---- RECORDS FOR THIS EXERCISE

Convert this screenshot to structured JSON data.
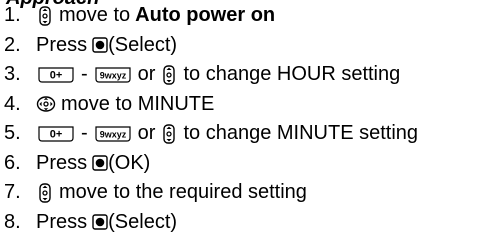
{
  "header": {
    "title": "Approach"
  },
  "steps": [
    {
      "num": "1.",
      "text": "move to",
      "bold": "Auto power on"
    },
    {
      "num": "2.",
      "text": "Press",
      "suffix": "(Select)"
    },
    {
      "num": "3.",
      "sep": "-",
      "or": "or",
      "text": "to change HOUR setting"
    },
    {
      "num": "4.",
      "text": "move to MINUTE"
    },
    {
      "num": "5.",
      "sep": "-",
      "or": "or",
      "text": "to change MINUTE setting"
    },
    {
      "num": "6.",
      "text": "Press",
      "suffix": "(OK)"
    },
    {
      "num": "7.",
      "text": "move to the required setting"
    },
    {
      "num": "8.",
      "text": "Press",
      "suffix": "(Select)"
    }
  ],
  "keys": {
    "key0_label": "0+",
    "key9_label": "9wxyz"
  },
  "icons": {
    "nav_updown": "nav-up-down-icon",
    "nav_four": "nav-four-way-icon",
    "select_key": "select-key-icon",
    "key_0": "key-0-icon",
    "key_9": "key-9-icon"
  }
}
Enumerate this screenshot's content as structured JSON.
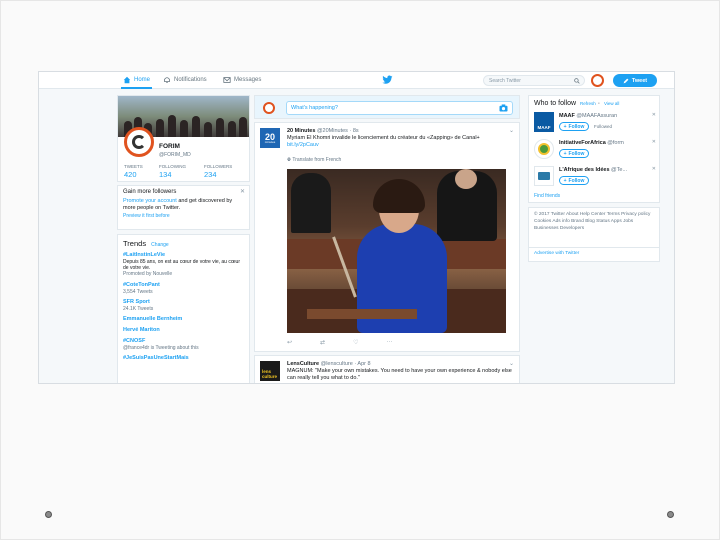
{
  "colors": {
    "twitter_blue": "#1da1f2",
    "brand_orange": "#e0531f",
    "text_dark": "#14171a",
    "text_gray": "#657786",
    "bg_light": "#f5f8fa"
  },
  "topnav": {
    "home_label": "Home",
    "notifications_label": "Notifications",
    "messages_label": "Messages",
    "search_placeholder": "Search Twitter",
    "tweet_button_label": "Tweet",
    "icons": [
      "home-icon",
      "bell-icon",
      "envelope-icon",
      "twitter-bird-icon",
      "search-icon",
      "compose-icon"
    ]
  },
  "profile": {
    "name": "FORIM",
    "handle": "@FORIM_MD",
    "stats": [
      {
        "label": "TWEETS",
        "value": "420"
      },
      {
        "label": "FOLLOWING",
        "value": "134"
      },
      {
        "label": "FOLLOWERS",
        "value": "234"
      }
    ]
  },
  "promo": {
    "title": "Gain more followers",
    "body_link": "Promote your account",
    "body_rest": "and get discovered by more people on Twitter.",
    "cta": "Preview it first before"
  },
  "trends": {
    "title": "Trends",
    "change_label": "Change",
    "items": [
      {
        "name": "#LaitInstinLeVie",
        "desc": "Depuis 85 ans, on est au cœur de votre vie, au cœur de votre vie.",
        "meta": "Promoted by Nouvelle"
      },
      {
        "name": "#CoteTonPant",
        "desc": "",
        "meta": "3,554 Tweets"
      },
      {
        "name": "SFR Sport",
        "desc": "",
        "meta": "24.1K Tweets"
      },
      {
        "name": "Emmanuelle Bernheim",
        "desc": "",
        "meta": ""
      },
      {
        "name": "Hervé Mariton",
        "desc": "",
        "meta": ""
      },
      {
        "name": "#CNOSF",
        "desc": "",
        "meta": "@france4dr is Tweeting about this"
      },
      {
        "name": "#JeSuisPasUneStartMais",
        "desc": "",
        "meta": ""
      }
    ]
  },
  "compose": {
    "placeholder": "What's happening?"
  },
  "tweets": [
    {
      "author": "20 Minutes",
      "handle": "@20Minutes",
      "time": "8s",
      "avatar_text": "20",
      "avatar_sub": "minutes",
      "text": "Myriam El Khomri invalide le licenciement du créateur du «Zapping» de Canal+",
      "link": "bit.ly/2pCauv",
      "translate": "Translate from French"
    },
    {
      "author": "LensCulture",
      "handle": "@lensculture",
      "time": "Apr 8",
      "avatar_text": "lens culture",
      "text": "MAGNUM: \"Make your own mistakes. You need to have your own experience & nobody else can really tell you what to do.\""
    }
  ],
  "who_to_follow": {
    "title": "Who to follow",
    "refresh_label": "Refresh",
    "view_all_label": "View all",
    "follow_label": "Follow",
    "items": [
      {
        "name": "MAAF",
        "handle": "@MAAFAssuran",
        "followed_by": "Followed",
        "avatar_text": "MAAF",
        "avatar_color": "#0a5aa3"
      },
      {
        "name": "InitiativeForAfrica",
        "handle": "@form",
        "followed_by": "",
        "avatar_text": "",
        "avatar_color": "#4b9b3b"
      },
      {
        "name": "L'Afrique des Idées",
        "handle": "@Te...",
        "followed_by": "",
        "avatar_text": "",
        "avatar_color": "#2b7aa8"
      }
    ],
    "find_friends": "Find friends"
  },
  "footer": {
    "text": "© 2017 Twitter About Help Center Terms Privacy policy Cookies Ads info Brand Blog Status Apps Jobs Businesses Developers",
    "advertise": "Advertise with Twitter"
  },
  "tweet_actions": [
    "reply-icon",
    "retweet-icon",
    "like-icon",
    "more-icon"
  ]
}
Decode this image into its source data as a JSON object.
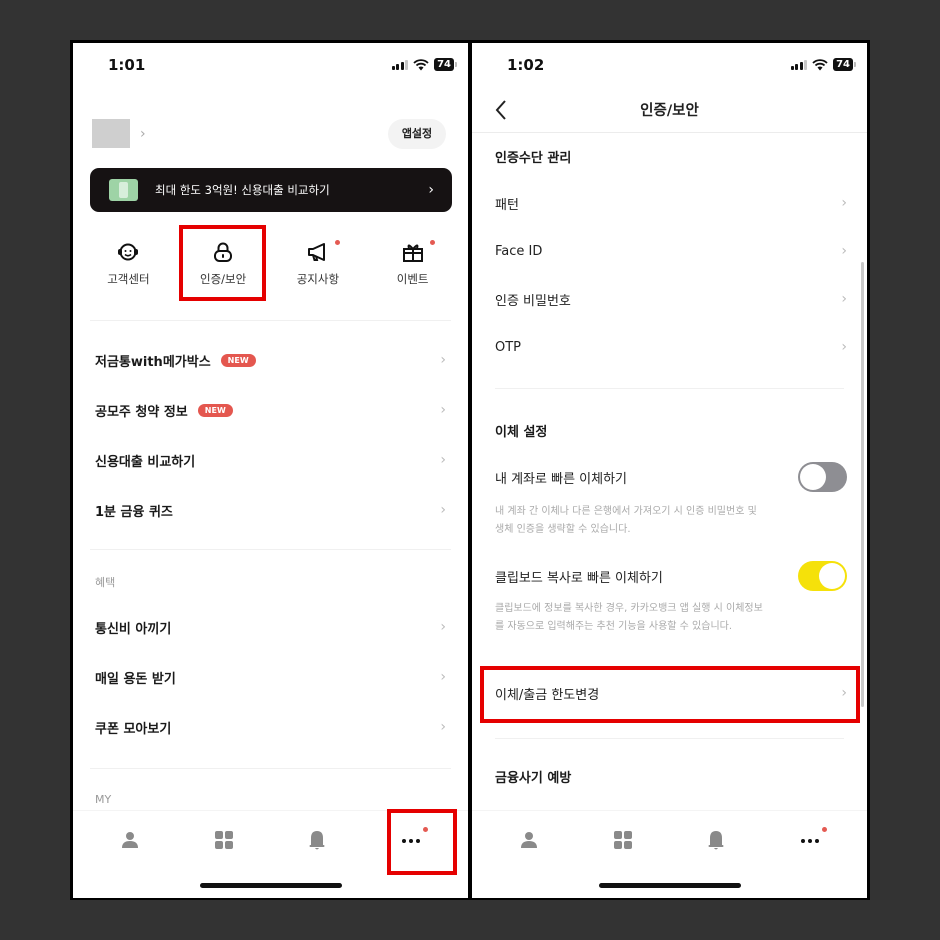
{
  "left_screen": {
    "status_bar": {
      "time": "1:01",
      "battery": "74"
    },
    "profile": {
      "chevron": "›"
    },
    "app_settings_label": "앱설정",
    "banner": {
      "text": "최대 한도 3억원! 신용대출 비교하기",
      "arrow": "›",
      "icon": "money-icon"
    },
    "quick_menu": [
      {
        "label": "고객센터",
        "icon": "headset-icon",
        "badge": false
      },
      {
        "label": "인증/보안",
        "icon": "lock-icon",
        "badge": false,
        "highlighted": true
      },
      {
        "label": "공지사항",
        "icon": "megaphone-icon",
        "badge": true
      },
      {
        "label": "이벤트",
        "icon": "gift-icon",
        "badge": true
      }
    ],
    "menu_items": [
      {
        "label": "저금통with메가박스",
        "badge": "NEW"
      },
      {
        "label": "공모주 청약 정보",
        "badge": "NEW"
      },
      {
        "label": "신용대출 비교하기"
      },
      {
        "label": "1분 금융 퀴즈"
      }
    ],
    "benefits_section": {
      "label": "혜택",
      "items": [
        {
          "label": "통신비 아끼기"
        },
        {
          "label": "매일 용돈 받기"
        },
        {
          "label": "쿠폰 모아보기"
        }
      ]
    },
    "my_section_label": "MY",
    "tab_bar": [
      {
        "icon": "person-icon",
        "name": "profile"
      },
      {
        "icon": "grid-icon",
        "name": "products"
      },
      {
        "icon": "bell-icon",
        "name": "notifications"
      },
      {
        "icon": "more-icon",
        "name": "more",
        "badge": true,
        "highlighted": true
      }
    ],
    "chevron": "›"
  },
  "right_screen": {
    "status_bar": {
      "time": "1:02",
      "battery": "74"
    },
    "nav": {
      "title": "인증/보안",
      "back_icon": "back-icon"
    },
    "auth_section": {
      "title": "인증수단 관리",
      "items": [
        {
          "label": "패턴"
        },
        {
          "label": "Face ID"
        },
        {
          "label": "인증 비밀번호"
        },
        {
          "label": "OTP"
        }
      ]
    },
    "transfer_section": {
      "title": "이체 설정",
      "quick_transfer": {
        "label": "내 계좌로 빠른 이체하기",
        "enabled": false,
        "description": "내 계좌 간 이체나 다른 은행에서 가져오기 시 인증 비밀번호 및 생체 인증을 생략할 수 있습니다."
      },
      "clipboard_transfer": {
        "label": "클립보드 복사로 빠른 이체하기",
        "enabled": true,
        "description": "클립보드에 정보를 복사한 경우, 카카오뱅크 앱 실행 시 이체정보를 자동으로 입력해주는 추천 기능을 사용할 수 있습니다."
      },
      "limit_change": {
        "label": "이체/출금 한도변경",
        "highlighted": true
      }
    },
    "fraud_section": {
      "title": "금융사기 예방"
    },
    "colors": {
      "toggle_on": "#f5e10a",
      "toggle_off": "#8e8e93",
      "highlight_box": "#e50000",
      "new_badge": "#e4574f"
    },
    "chevron": "›"
  }
}
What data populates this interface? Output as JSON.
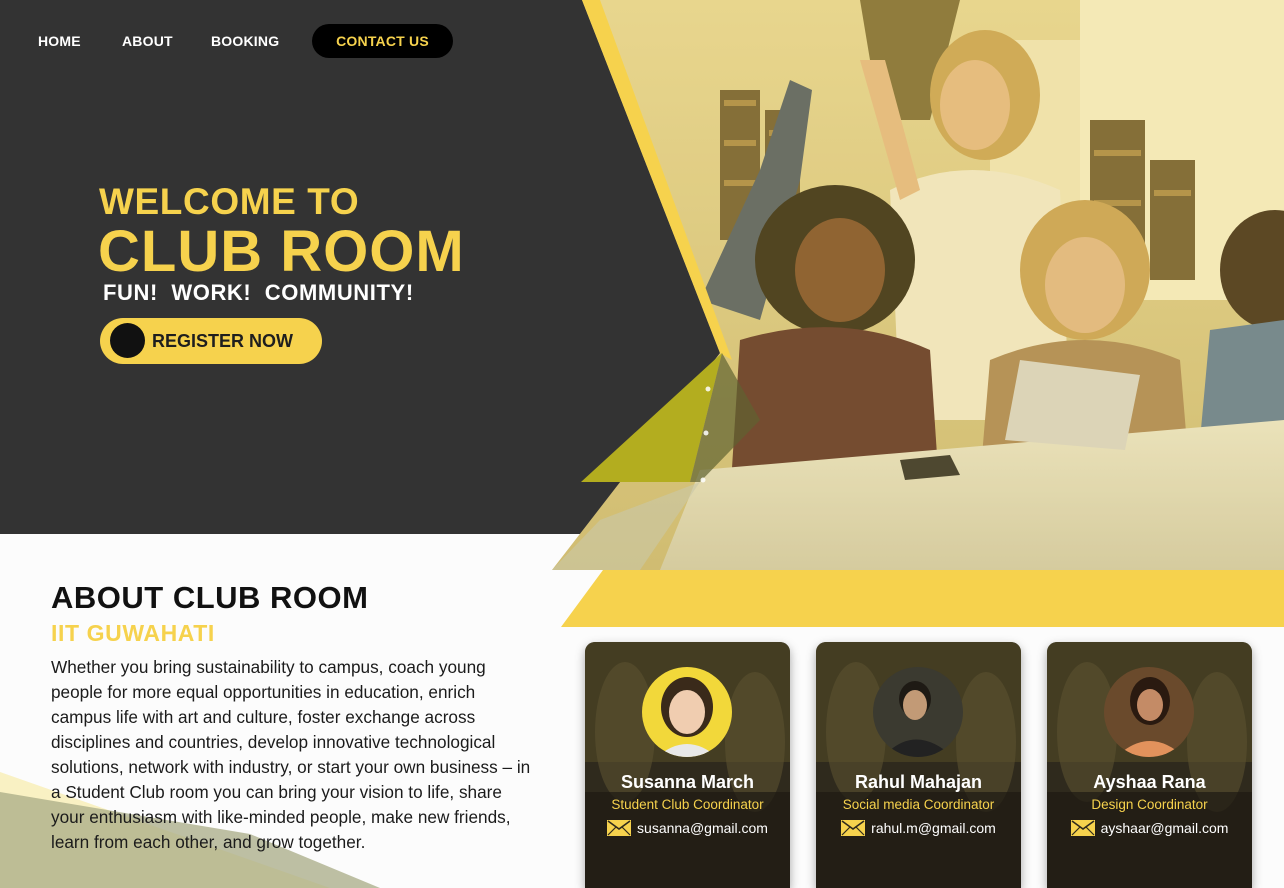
{
  "nav": {
    "home": "HOME",
    "about": "ABOUT",
    "booking": "BOOKING",
    "contact": "CONTACT US"
  },
  "hero": {
    "welcome": "WELCOME TO",
    "title": "CLUB ROOM",
    "tagline": "FUN!  WORK!  COMMUNITY!",
    "register_label": "REGISTER NOW"
  },
  "about": {
    "title": "ABOUT CLUB ROOM",
    "subtitle": "IIT GUWAHATI",
    "body": "Whether you bring sustainability to campus, coach young people for more equal opportunities in education, enrich campus life with art and culture, foster exchange across disciplines and countries, develop innovative technological solutions, network with industry, or start your own business – in a Student Club room you can bring your vision to life, share your enthusiasm with like-minded people, make new friends, learn from each other, and grow together."
  },
  "team": [
    {
      "name": "Susanna March",
      "role": "Student Club Coordinator",
      "email": "susanna@gmail.com"
    },
    {
      "name": "Rahul Mahajan",
      "role": "Social media Coordinator",
      "email": "rahul.m@gmail.com"
    },
    {
      "name": "Ayshaa Rana",
      "role": "Design Coordinator",
      "email": "ayshaar@gmail.com"
    }
  ],
  "colors": {
    "accent": "#f6d24d",
    "dark": "#333333",
    "black": "#000000",
    "white": "#ffffff"
  },
  "icons": {
    "mail": "envelope-icon"
  }
}
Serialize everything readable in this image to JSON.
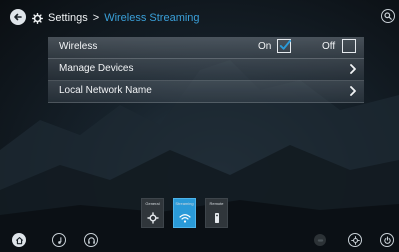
{
  "header": {
    "section": "Settings",
    "separator": ">",
    "current": "Wireless Streaming"
  },
  "settings": {
    "wireless": {
      "label": "Wireless",
      "on_label": "On",
      "off_label": "Off",
      "on_checked": true,
      "off_checked": false
    },
    "manage_devices": {
      "label": "Manage Devices"
    },
    "local_network_name": {
      "label": "Local Network Name"
    }
  },
  "tabs": [
    {
      "label": "General",
      "icon": "gear-icon",
      "active": false
    },
    {
      "label": "Streaming",
      "icon": "wifi-icon",
      "active": true
    },
    {
      "label": "Remote",
      "icon": "remote-icon",
      "active": false
    }
  ],
  "bottom_bar": {
    "left_icons": [
      "home-icon",
      "music-note-icon",
      "headphones-icon"
    ],
    "right_icons": [
      "toggle-icon",
      "gear-icon",
      "power-icon"
    ]
  },
  "colors": {
    "accent": "#2a9ad8",
    "crumb_current": "#3a9fd8",
    "text": "#f2f4f6"
  }
}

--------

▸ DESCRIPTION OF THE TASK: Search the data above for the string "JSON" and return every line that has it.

▸ OUTPUT FOR THIS EXERCISE:
Convert this screenshot to structured JSON data.
Enumerate this screenshot's content as structured JSON.
Decode this image into its source data as a JSON object.
What data populates this interface? Output as JSON.
Serialize everything readable in this image to JSON.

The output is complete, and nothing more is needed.